The president has already stopped two Chinese acquisitions of American tech companies. First, he thwarted Canyon Bridge Capital Partners, a Chinese-controlled buyout fund, from taking over chipmaker Lattice Semiconductor. More important, Trump just stopped Singapore’s Broadcom from making a run at Qualcomm, the giant competing against China’s Huawei and ZTE in the race to dominate 5G wireless communications.
The news of Trump’s additional $100 billion in tariffs is now tanking markets. Investors don’t like “trade wars” or disruptions of any kind.
Yet the current relationship between China and the U.S. needs to be disrupted. Chinese theft of intellectual property is sapping American innovation and therefore America’s economy. The IP Commission, in a 2017 update (PDF) to its landmark 2013 report, estimates the U.S. each year loses somewhere between $225 billion to $600 billion in intellectual property through predatory means. It almost goes without saying that most of that loss is, directly or indirectly, to China.
Some say the annual loss is far less than the Commission thinks, but the theft, even according to low estimates, is grievous for a country that has developed an innovation-based society.
Innovative America is now competing with China not just for dominance in 5G but also in artificial intelligence and quantum communications and computing.
Beijing, in order to compete, is devoting substantial state resources to these areas, some $300 billion for CM2025 alone. The U.S. Federal government, on the other hand, has been reluctant to match the Chinese commitment. Washington, D.C.-based trade expert Alan Tonelson told The Daily Beast that the Trump administration’s record when it comes to support for basic research “is mixed at best.”
If Washington is not going to help create the technologies of the future, it at least has to protect what the private sector in the United States develops. No one likes trade friction, but after decades of failing to stop Chinese theft, there are no more no-cost solutions.

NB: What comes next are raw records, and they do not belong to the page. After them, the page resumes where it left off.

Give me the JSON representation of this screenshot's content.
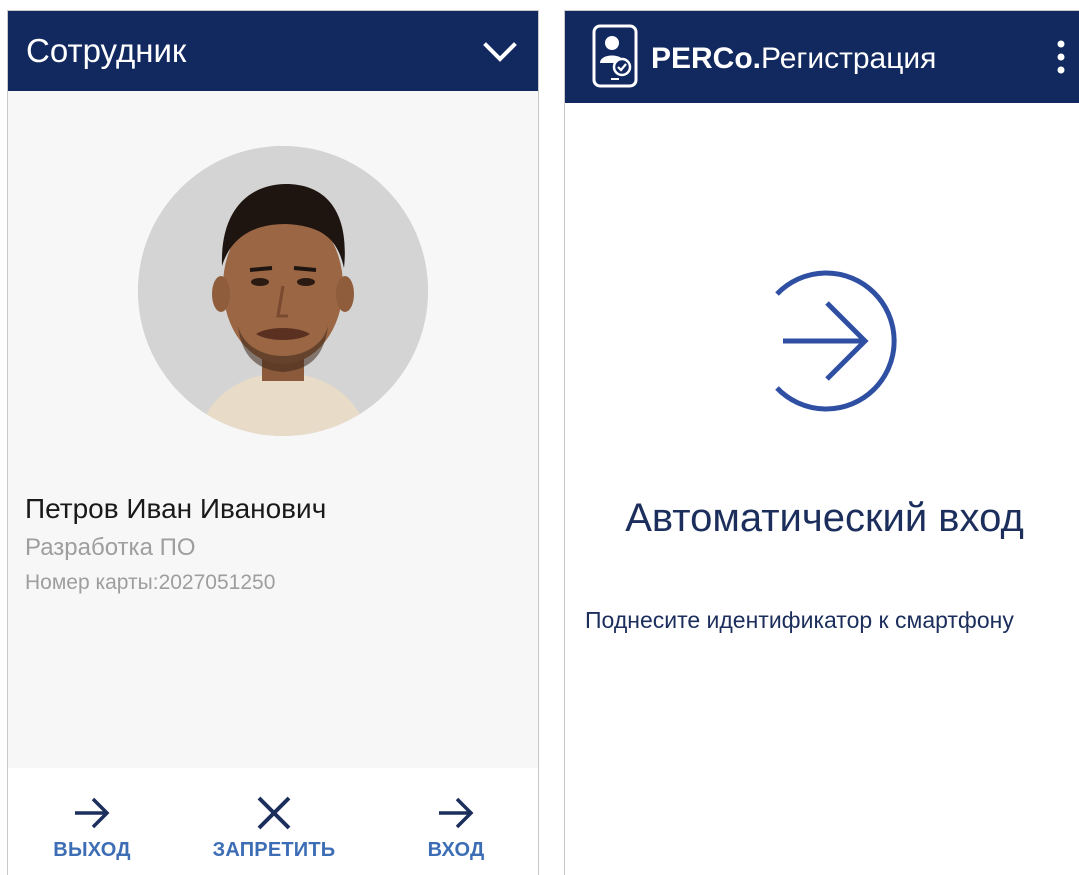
{
  "left_screen": {
    "title": "Сотрудник",
    "employee": {
      "name": "Петров Иван Иванович",
      "department": "Разработка ПО",
      "card_number_label": "Номер карты:",
      "card_number": "2027051250"
    },
    "actions": [
      {
        "label": "ВЫХОД",
        "icon": "arrow-right-icon"
      },
      {
        "label": "ЗАПРЕТИТЬ",
        "icon": "close-icon"
      },
      {
        "label": "ВХОД",
        "icon": "arrow-right-icon"
      }
    ]
  },
  "right_screen": {
    "brand_bold": "PERCo.",
    "brand_rest": "Регистрация",
    "status_title": "Автоматический вход",
    "hint": "Поднесите идентификатор к смартфону"
  },
  "colors": {
    "appbar": "#12295f",
    "action_label": "#3d6eb5",
    "icon_dark": "#1b2e5c",
    "icon_light": "#2f4fa3",
    "muted_text": "#9e9e9e"
  }
}
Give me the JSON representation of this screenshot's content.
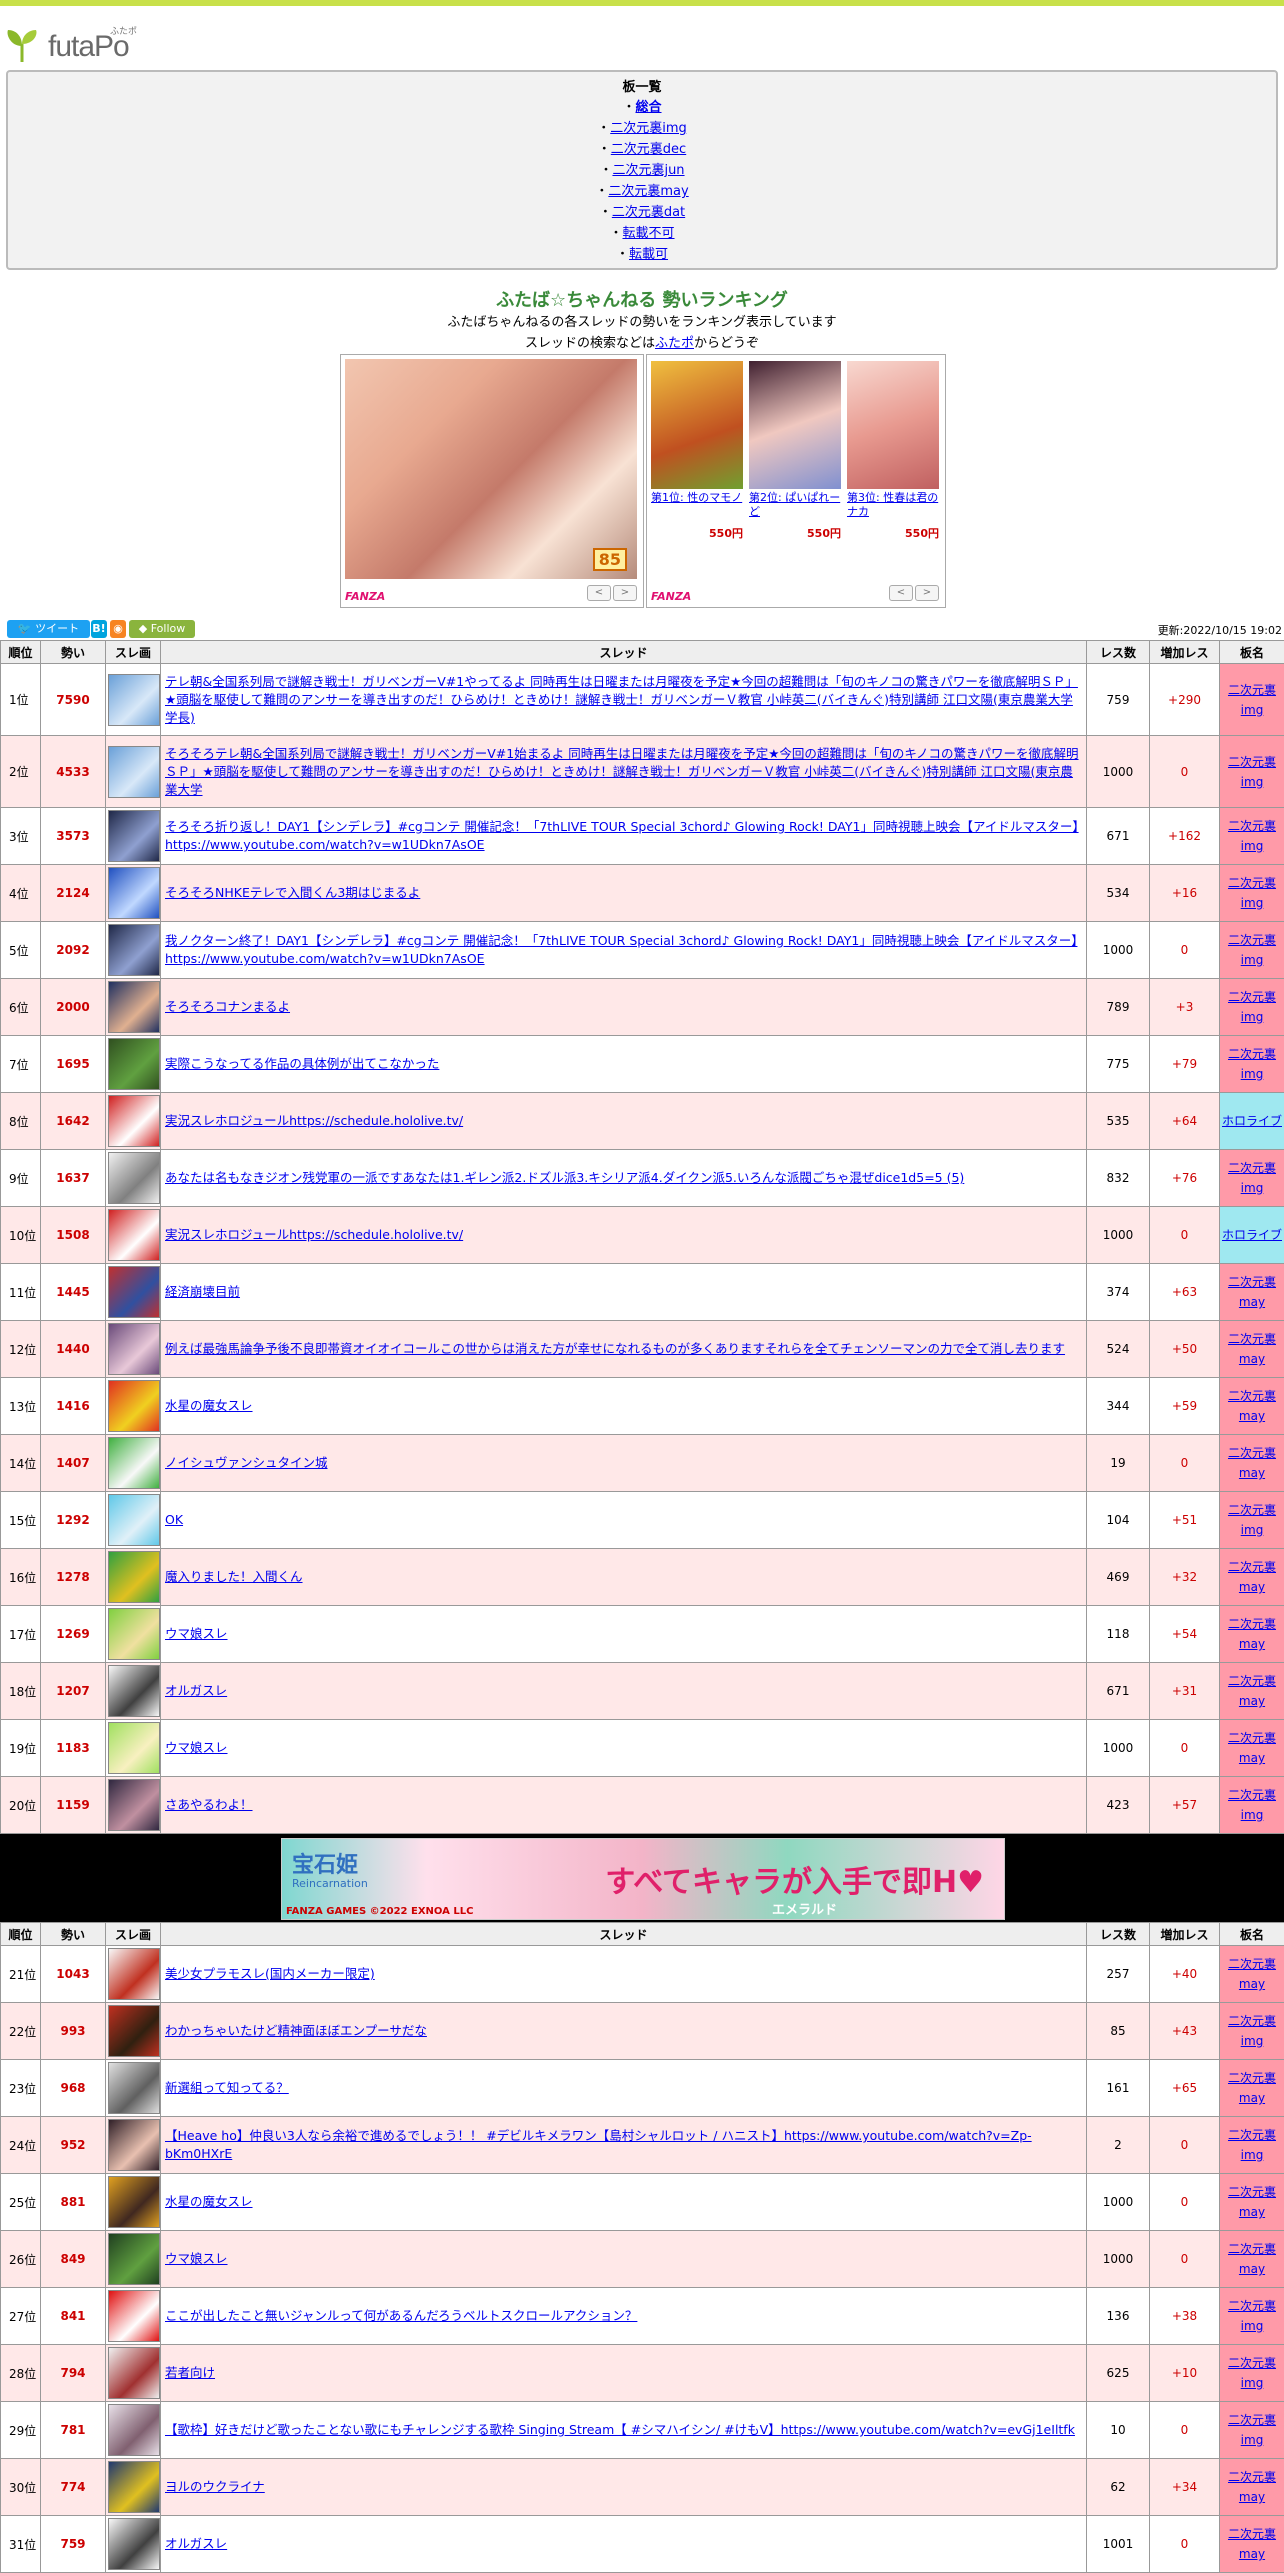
{
  "site": {
    "logo": "futaPo",
    "logo_ruby": "ふたポ"
  },
  "boards": {
    "heading": "板一覧",
    "items": [
      {
        "label": "総合",
        "current": true
      },
      {
        "label": "二次元裏img"
      },
      {
        "label": "二次元裏dec"
      },
      {
        "label": "二次元裏jun"
      },
      {
        "label": "二次元裏may"
      },
      {
        "label": "二次元裏dat"
      },
      {
        "label": "転載不可"
      },
      {
        "label": "転載可"
      }
    ]
  },
  "page_title": "ふたば☆ちゃんねる 勢いランキング",
  "description": {
    "line1": "ふたばちゃんねるの各スレッドの勢いをランキング表示しています",
    "line2_pre": "スレッドの検索などは",
    "line2_link": "ふたポ",
    "line2_post": "からどうぞ"
  },
  "ads": {
    "ad1": {
      "badge": "85",
      "brand": "FANZA"
    },
    "ad2": {
      "brand": "FANZA",
      "items": [
        {
          "name": "第1位: 性のマモノ",
          "price": "550円"
        },
        {
          "name": "第2位: ぱいぱれーど",
          "price": "550円"
        },
        {
          "name": "第3位: 性春は君のナカ",
          "price": "550円"
        }
      ]
    },
    "prev": "<",
    "next": ">"
  },
  "social": {
    "tweet": "ツイート",
    "hatena": "B!",
    "follow": "Follow"
  },
  "updated": "更新:2022/10/15 19:02",
  "table": {
    "headers": [
      "順位",
      "勢い",
      "スレ画",
      "スレッド",
      "レス数",
      "増加レス",
      "板名"
    ],
    "rows": [
      {
        "rank": "1位",
        "ikioi": "7590",
        "title": "テレ朝&全国系列局で謎解き戦士！ガリベンガーV#1やってるよ 同時再生は日曜または月曜夜を予定★今回の超難問は「旬のキノコの驚きパワーを徹底解明ＳＰ」★頭脳を駆使して難問のアンサーを導き出すのだ！ひらめけ！ときめけ！謎解き戦士！ガリベンガーＶ教官 小峠英二(バイきんぐ)特別講師 江口文陽(東京農業大学 学長)",
        "res": "759",
        "inc": "+290",
        "board": "二次元裏img",
        "btype": "nijiura",
        "img": [
          "#6aa0d8",
          "#d8e8f8"
        ]
      },
      {
        "rank": "2位",
        "ikioi": "4533",
        "title": "そろそろテレ朝&全国系列局で謎解き戦士！ガリベンガーV#1始まるよ 同時再生は日曜または月曜夜を予定★今回の超難問は「旬のキノコの驚きパワーを徹底解明ＳＰ」★頭脳を駆使して難問のアンサーを導き出すのだ！ひらめけ！ときめけ！謎解き戦士！ガリベンガーＶ教官 小峠英二(バイきんぐ)特別講師 江口文陽(東京農業大学",
        "res": "1000",
        "inc": "0",
        "board": "二次元裏img",
        "btype": "nijiura",
        "img": [
          "#6aa0d8",
          "#d8e8f8"
        ]
      },
      {
        "rank": "3位",
        "ikioi": "3573",
        "title": "そろそろ折り返し！DAY1【シンデレラ】#cgコンテ 開催記念！「7thLIVE TOUR Special 3chord♪ Glowing Rock! DAY1」同時視聴上映会【アイドルマスター】https://www.youtube.com/watch?v=w1UDkn7AsOE",
        "res": "671",
        "inc": "+162",
        "board": "二次元裏img",
        "btype": "nijiura",
        "img": [
          "#202848",
          "#8fa0d0"
        ]
      },
      {
        "rank": "4位",
        "ikioi": "2124",
        "title": "そろそろNHKEテレで入間くん3期はじまるよ",
        "res": "534",
        "inc": "+16",
        "board": "二次元裏img",
        "btype": "nijiura",
        "img": [
          "#2050c0",
          "#c0d8ff"
        ]
      },
      {
        "rank": "5位",
        "ikioi": "2092",
        "title": "我ノクターン終了！DAY1【シンデレラ】#cgコンテ 開催記念！「7thLIVE TOUR Special 3chord♪ Glowing Rock! DAY1」同時視聴上映会【アイドルマスター】https://www.youtube.com/watch?v=w1UDkn7AsOE",
        "res": "1000",
        "inc": "0",
        "board": "二次元裏img",
        "btype": "nijiura",
        "img": [
          "#202848",
          "#8fa0d0"
        ]
      },
      {
        "rank": "6位",
        "ikioi": "2000",
        "title": "そろそろコナンまるよ",
        "res": "789",
        "inc": "+3",
        "board": "二次元裏img",
        "btype": "nijiura",
        "img": [
          "#203060",
          "#e0b090"
        ]
      },
      {
        "rank": "7位",
        "ikioi": "1695",
        "title": "実際こうなってる作品の具体例が出てこなかった",
        "res": "775",
        "inc": "+79",
        "board": "二次元裏img",
        "btype": "nijiura",
        "img": [
          "#305020",
          "#60a040"
        ]
      },
      {
        "rank": "8位",
        "ikioi": "1642",
        "title": "実況スレホロジュールhttps://schedule.hololive.tv/",
        "res": "535",
        "inc": "+64",
        "board": "ホロライブ",
        "btype": "holo",
        "img": [
          "#d02020",
          "#ffffff"
        ]
      },
      {
        "rank": "9位",
        "ikioi": "1637",
        "title": "あなたは名もなきジオン残党軍の一派ですあなたは1.ギレン派2.ドズル派3.キシリア派4.ダイクン派5.いろんな派閥ごちゃ混ぜdice1d5=5 (5)",
        "res": "832",
        "inc": "+76",
        "board": "二次元裏img",
        "btype": "nijiura",
        "img": [
          "#f0f0f0",
          "#808080"
        ]
      },
      {
        "rank": "10位",
        "ikioi": "1508",
        "title": "実況スレホロジュールhttps://schedule.hololive.tv/",
        "res": "1000",
        "inc": "0",
        "board": "ホロライブ",
        "btype": "holo",
        "img": [
          "#d02020",
          "#ffffff"
        ]
      },
      {
        "rank": "11位",
        "ikioi": "1445",
        "title": "経済崩壊目前",
        "res": "374",
        "inc": "+63",
        "board": "二次元裏may",
        "btype": "nijiura",
        "img": [
          "#c03030",
          "#3050a0"
        ]
      },
      {
        "rank": "12位",
        "ikioi": "1440",
        "title": "例えば最強馬論争予後不良即帯資オイオイコールこの世からは消えた方が幸せになれるものが多くありますそれらを全てチェンソーマンの力で全て消し去ります",
        "res": "524",
        "inc": "+50",
        "board": "二次元裏may",
        "btype": "nijiura",
        "img": [
          "#6a4a7a",
          "#e8c8d8"
        ]
      },
      {
        "rank": "13位",
        "ikioi": "1416",
        "title": "水星の魔女スレ",
        "res": "344",
        "inc": "+59",
        "board": "二次元裏may",
        "btype": "nijiura",
        "img": [
          "#e03020",
          "#f0d020"
        ]
      },
      {
        "rank": "14位",
        "ikioi": "1407",
        "title": "ノイシュヴァンシュタイン城",
        "res": "19",
        "inc": "0",
        "board": "二次元裏may",
        "btype": "nijiura",
        "img": [
          "#40b040",
          "#f8f8f8"
        ]
      },
      {
        "rank": "15位",
        "ikioi": "1292",
        "title": "OK",
        "res": "104",
        "inc": "+51",
        "board": "二次元裏img",
        "btype": "nijiura",
        "img": [
          "#60c8e8",
          "#e0f0f8"
        ]
      },
      {
        "rank": "16位",
        "ikioi": "1278",
        "title": "魔入りました！入間くん",
        "res": "469",
        "inc": "+32",
        "board": "二次元裏may",
        "btype": "nijiura",
        "img": [
          "#30a040",
          "#e0c020"
        ]
      },
      {
        "rank": "17位",
        "ikioi": "1269",
        "title": "ウマ娘スレ",
        "res": "118",
        "inc": "+54",
        "board": "二次元裏may",
        "btype": "nijiura",
        "img": [
          "#80d040",
          "#f0e0a0"
        ]
      },
      {
        "rank": "18位",
        "ikioi": "1207",
        "title": "オルガスレ",
        "res": "671",
        "inc": "+31",
        "board": "二次元裏may",
        "btype": "nijiura",
        "img": [
          "#f8f8f8",
          "#404040"
        ]
      },
      {
        "rank": "19位",
        "ikioi": "1183",
        "title": "ウマ娘スレ",
        "res": "1000",
        "inc": "0",
        "board": "二次元裏may",
        "btype": "nijiura",
        "img": [
          "#a0e060",
          "#f8f0c0"
        ]
      },
      {
        "rank": "20位",
        "ikioi": "1159",
        "title": "さあやるわよ！",
        "res": "423",
        "inc": "+57",
        "board": "二次元裏img",
        "btype": "nijiura",
        "img": [
          "#302840",
          "#c090a0"
        ]
      }
    ],
    "rows2": [
      {
        "rank": "21位",
        "ikioi": "1043",
        "title": "美少女プラモスレ(国内メーカー限定)",
        "res": "257",
        "inc": "+40",
        "board": "二次元裏may",
        "btype": "nijiura",
        "img": [
          "#f8f8f8",
          "#c03020"
        ]
      },
      {
        "rank": "22位",
        "ikioi": "993",
        "title": "わかっちゃいたけど精神面ほぼエンプーサだな",
        "res": "85",
        "inc": "+43",
        "board": "二次元裏img",
        "btype": "nijiura",
        "img": [
          "#c03020",
          "#302010"
        ]
      },
      {
        "rank": "23位",
        "ikioi": "968",
        "title": "新選組って知ってる？",
        "res": "161",
        "inc": "+65",
        "board": "二次元裏may",
        "btype": "nijiura",
        "img": [
          "#e0e0e0",
          "#606060"
        ]
      },
      {
        "rank": "24位",
        "ikioi": "952",
        "title": "【Heave ho】仲良い3人なら余裕で進めるでしょう！！ #デビルキメラワン【島村シャルロット / ハニスト】https://www.youtube.com/watch?v=Zp-bKm0HXrE",
        "res": "2",
        "inc": "0",
        "board": "二次元裏img",
        "btype": "nijiura",
        "img": [
          "#302028",
          "#e8c0b0"
        ]
      },
      {
        "rank": "25位",
        "ikioi": "881",
        "title": "水星の魔女スレ",
        "res": "1000",
        "inc": "0",
        "board": "二次元裏may",
        "btype": "nijiura",
        "img": [
          "#e0a020",
          "#402820"
        ]
      },
      {
        "rank": "26位",
        "ikioi": "849",
        "title": "ウマ娘スレ",
        "res": "1000",
        "inc": "0",
        "board": "二次元裏may",
        "btype": "nijiura",
        "img": [
          "#204020",
          "#60a040"
        ]
      },
      {
        "rank": "27位",
        "ikioi": "841",
        "title": "ここが出したこと無いジャンルって何があるんだろうベルトスクロールアクション？",
        "res": "136",
        "inc": "+38",
        "board": "二次元裏img",
        "btype": "nijiura",
        "img": [
          "#e01010",
          "#ffffff"
        ]
      },
      {
        "rank": "28位",
        "ikioi": "794",
        "title": "若者向け",
        "res": "625",
        "inc": "+10",
        "board": "二次元裏img",
        "btype": "nijiura",
        "img": [
          "#f0f0f0",
          "#a03030"
        ]
      },
      {
        "rank": "29位",
        "ikioi": "781",
        "title": "【歌枠】好きだけど歌ったことない歌にもチャレンジする歌枠 Singing Stream【 #シマハイシン/ #けもV】https://www.youtube.com/watch?v=evGj1eIltfk",
        "res": "10",
        "inc": "0",
        "board": "二次元裏img",
        "btype": "nijiura",
        "img": [
          "#e8e0e8",
          "#806070"
        ]
      },
      {
        "rank": "30位",
        "ikioi": "774",
        "title": "ヨルのウクライナ",
        "res": "62",
        "inc": "+34",
        "board": "二次元裏may",
        "btype": "nijiura",
        "img": [
          "#203870",
          "#e0c020"
        ]
      },
      {
        "rank": "31位",
        "ikioi": "759",
        "title": "オルガスレ",
        "res": "1001",
        "inc": "0",
        "board": "二次元裏may",
        "btype": "nijiura",
        "img": [
          "#f8f8f8",
          "#404040"
        ]
      }
    ]
  },
  "banner": {
    "title": "宝石姫",
    "subtitle": "Reincarnation",
    "catch": "すべてキャラが入手で即H♥",
    "brand": "FANZA GAMES ©2022 EXNOA LLC",
    "name": "エメラルド"
  },
  "colors": {
    "accent_bar": "#c8e04a",
    "board_nijiura": "#ff9aa8",
    "board_holo": "#9fe8f0",
    "row_alt": "#ffe8e8",
    "ikioi": "#cc0000"
  }
}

And there is now no choice but to impose costs on China greater than the benefits it obtains from theft.
As Trump said, this is not a trade war. This is a contest for control of critical technologies, in other words, for the future.